Data for the task:
+++

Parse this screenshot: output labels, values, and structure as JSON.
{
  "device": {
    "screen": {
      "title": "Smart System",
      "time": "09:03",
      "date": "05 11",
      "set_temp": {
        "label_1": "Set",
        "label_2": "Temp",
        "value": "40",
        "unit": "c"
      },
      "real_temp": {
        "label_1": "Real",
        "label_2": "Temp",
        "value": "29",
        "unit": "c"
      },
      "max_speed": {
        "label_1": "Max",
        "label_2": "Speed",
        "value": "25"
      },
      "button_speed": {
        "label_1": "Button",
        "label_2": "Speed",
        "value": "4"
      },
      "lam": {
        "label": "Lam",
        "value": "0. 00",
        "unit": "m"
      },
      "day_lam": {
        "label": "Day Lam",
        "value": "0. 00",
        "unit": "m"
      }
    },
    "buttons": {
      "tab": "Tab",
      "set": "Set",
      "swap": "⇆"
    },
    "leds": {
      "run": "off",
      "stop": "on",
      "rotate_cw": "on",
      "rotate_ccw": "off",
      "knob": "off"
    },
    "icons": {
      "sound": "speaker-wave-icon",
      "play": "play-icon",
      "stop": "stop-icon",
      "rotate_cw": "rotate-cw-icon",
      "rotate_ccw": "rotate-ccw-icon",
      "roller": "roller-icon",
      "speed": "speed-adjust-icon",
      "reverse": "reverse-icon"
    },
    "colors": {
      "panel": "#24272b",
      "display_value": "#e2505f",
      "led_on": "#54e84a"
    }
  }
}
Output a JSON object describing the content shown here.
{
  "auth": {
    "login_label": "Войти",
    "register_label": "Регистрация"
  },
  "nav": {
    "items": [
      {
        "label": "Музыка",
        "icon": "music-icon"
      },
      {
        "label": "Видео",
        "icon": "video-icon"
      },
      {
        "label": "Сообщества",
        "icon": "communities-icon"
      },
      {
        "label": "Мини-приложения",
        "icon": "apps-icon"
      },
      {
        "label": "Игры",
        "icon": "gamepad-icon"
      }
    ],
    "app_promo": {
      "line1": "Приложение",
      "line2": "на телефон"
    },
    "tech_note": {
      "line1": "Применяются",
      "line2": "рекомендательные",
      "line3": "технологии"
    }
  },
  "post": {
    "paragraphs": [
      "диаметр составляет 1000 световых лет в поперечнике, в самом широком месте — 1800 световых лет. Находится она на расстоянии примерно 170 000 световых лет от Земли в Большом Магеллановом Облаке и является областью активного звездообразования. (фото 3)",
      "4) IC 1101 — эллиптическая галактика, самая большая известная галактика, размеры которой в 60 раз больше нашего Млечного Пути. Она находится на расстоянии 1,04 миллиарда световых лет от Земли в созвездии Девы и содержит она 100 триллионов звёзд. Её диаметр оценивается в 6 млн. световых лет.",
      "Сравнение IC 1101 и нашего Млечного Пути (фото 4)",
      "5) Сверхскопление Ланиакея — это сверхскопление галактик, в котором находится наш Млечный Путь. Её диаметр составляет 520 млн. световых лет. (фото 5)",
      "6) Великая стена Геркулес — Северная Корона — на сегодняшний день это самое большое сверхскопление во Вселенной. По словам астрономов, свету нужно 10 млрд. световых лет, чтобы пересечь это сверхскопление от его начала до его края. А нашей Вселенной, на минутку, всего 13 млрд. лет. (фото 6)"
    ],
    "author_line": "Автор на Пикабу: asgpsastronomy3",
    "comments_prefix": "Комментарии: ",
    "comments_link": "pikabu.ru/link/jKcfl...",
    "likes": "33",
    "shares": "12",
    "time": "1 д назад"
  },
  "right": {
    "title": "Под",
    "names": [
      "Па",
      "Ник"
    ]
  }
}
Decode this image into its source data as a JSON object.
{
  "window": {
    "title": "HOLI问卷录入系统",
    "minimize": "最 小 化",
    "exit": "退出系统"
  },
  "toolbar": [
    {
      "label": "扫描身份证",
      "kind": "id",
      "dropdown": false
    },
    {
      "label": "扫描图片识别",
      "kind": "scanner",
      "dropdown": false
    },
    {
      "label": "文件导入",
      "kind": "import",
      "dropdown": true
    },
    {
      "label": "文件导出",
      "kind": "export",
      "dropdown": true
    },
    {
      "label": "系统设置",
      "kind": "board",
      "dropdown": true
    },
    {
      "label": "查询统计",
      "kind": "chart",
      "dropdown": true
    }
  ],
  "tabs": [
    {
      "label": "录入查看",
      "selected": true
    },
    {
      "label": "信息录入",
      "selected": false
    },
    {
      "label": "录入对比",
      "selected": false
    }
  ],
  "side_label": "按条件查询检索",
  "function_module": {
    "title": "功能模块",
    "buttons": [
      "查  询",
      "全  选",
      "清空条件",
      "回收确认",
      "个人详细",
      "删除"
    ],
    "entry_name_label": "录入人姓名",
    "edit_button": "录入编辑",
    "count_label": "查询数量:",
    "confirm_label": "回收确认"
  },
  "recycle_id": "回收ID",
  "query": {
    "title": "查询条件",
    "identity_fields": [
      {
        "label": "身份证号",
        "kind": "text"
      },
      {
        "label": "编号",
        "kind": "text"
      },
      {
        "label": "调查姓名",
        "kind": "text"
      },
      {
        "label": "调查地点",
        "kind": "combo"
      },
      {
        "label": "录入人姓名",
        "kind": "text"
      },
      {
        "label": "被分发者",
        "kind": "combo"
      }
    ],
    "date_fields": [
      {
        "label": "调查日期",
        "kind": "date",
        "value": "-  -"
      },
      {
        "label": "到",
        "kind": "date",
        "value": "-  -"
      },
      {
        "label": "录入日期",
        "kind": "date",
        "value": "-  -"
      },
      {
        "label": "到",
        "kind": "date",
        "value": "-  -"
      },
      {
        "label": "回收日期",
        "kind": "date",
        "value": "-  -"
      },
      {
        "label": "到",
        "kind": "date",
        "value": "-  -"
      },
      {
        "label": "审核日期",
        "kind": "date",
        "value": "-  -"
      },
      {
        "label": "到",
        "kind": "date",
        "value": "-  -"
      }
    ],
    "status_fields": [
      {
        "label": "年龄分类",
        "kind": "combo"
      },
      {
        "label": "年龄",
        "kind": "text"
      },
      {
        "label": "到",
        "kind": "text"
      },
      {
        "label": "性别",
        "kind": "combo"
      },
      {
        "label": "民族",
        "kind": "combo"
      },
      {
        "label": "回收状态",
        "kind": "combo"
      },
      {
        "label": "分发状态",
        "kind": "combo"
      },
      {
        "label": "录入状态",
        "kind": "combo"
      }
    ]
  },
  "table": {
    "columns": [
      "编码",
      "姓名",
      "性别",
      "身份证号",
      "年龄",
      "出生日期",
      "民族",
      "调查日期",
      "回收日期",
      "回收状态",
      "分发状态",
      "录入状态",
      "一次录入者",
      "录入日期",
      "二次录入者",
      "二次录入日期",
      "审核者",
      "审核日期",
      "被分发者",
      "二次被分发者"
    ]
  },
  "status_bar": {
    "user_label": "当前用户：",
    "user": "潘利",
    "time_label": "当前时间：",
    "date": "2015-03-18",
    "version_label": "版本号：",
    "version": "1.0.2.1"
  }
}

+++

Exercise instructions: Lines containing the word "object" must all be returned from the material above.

Exercise result:
Output a JSON object describing the content shown here.
Decode this image into its source data as a JSON object.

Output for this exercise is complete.